WORK ORDER: You are to retype all of the data exactly as it appears.

SUPPLIED DATA:
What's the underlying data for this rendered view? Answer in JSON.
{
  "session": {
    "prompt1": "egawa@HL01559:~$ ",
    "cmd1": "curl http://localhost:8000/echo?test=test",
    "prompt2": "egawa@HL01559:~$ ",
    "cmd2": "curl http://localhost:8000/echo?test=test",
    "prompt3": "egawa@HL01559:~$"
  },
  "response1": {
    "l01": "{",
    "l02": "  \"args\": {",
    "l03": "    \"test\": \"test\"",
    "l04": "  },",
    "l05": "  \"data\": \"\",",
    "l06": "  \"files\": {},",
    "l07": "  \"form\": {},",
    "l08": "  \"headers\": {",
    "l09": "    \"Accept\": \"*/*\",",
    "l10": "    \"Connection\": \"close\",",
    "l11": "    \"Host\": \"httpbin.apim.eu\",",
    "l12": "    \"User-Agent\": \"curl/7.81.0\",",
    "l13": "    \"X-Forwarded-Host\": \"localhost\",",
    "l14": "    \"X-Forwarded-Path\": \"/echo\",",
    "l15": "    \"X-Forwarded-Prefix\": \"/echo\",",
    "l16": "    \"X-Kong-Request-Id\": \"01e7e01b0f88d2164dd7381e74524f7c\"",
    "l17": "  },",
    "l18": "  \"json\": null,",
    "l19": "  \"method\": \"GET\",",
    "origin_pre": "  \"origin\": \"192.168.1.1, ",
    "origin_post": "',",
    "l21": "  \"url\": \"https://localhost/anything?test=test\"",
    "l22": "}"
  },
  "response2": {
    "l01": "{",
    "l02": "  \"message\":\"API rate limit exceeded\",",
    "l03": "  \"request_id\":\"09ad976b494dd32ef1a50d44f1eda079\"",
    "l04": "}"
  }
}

TASK RESPONSE:
What's the underlying data for this rendered view? Answer in JSON.
{
  "session": {
    "prompt1": "egawa@HL01559:~$ ",
    "cmd1": "curl http://localhost:8000/echo?test=test",
    "prompt2": "egawa@HL01559:~$ ",
    "cmd2": "curl http://localhost:8000/echo?test=test",
    "prompt3": "egawa@HL01559:~$"
  },
  "response1": {
    "l01": "{",
    "l02": "  \"args\": {",
    "l03": "    \"test\": \"test\"",
    "l04": "  },",
    "l05": "  \"data\": \"\",",
    "l06": "  \"files\": {},",
    "l07": "  \"form\": {},",
    "l08": "  \"headers\": {",
    "l09": "    \"Accept\": \"*/*\",",
    "l10": "    \"Connection\": \"close\",",
    "l11": "    \"Host\": \"httpbin.apim.eu\",",
    "l12": "    \"User-Agent\": \"curl/7.81.0\",",
    "l13": "    \"X-Forwarded-Host\": \"localhost\",",
    "l14": "    \"X-Forwarded-Path\": \"/echo\",",
    "l15": "    \"X-Forwarded-Prefix\": \"/echo\",",
    "l16": "    \"X-Kong-Request-Id\": \"01e7e01b0f88d2164dd7381e74524f7c\"",
    "l17": "  },",
    "l18": "  \"json\": null,",
    "l19": "  \"method\": \"GET\",",
    "origin_pre": "  \"origin\": \"192.168.1.1, ",
    "origin_post": "',",
    "l21": "  \"url\": \"https://localhost/anything?test=test\"",
    "l22": "}"
  },
  "response2": {
    "l01": "{",
    "l02": "  \"message\":\"API rate limit exceeded\",",
    "l03": "  \"request_id\":\"09ad976b494dd32ef1a50d44f1eda079\"",
    "l04": "}"
  }
}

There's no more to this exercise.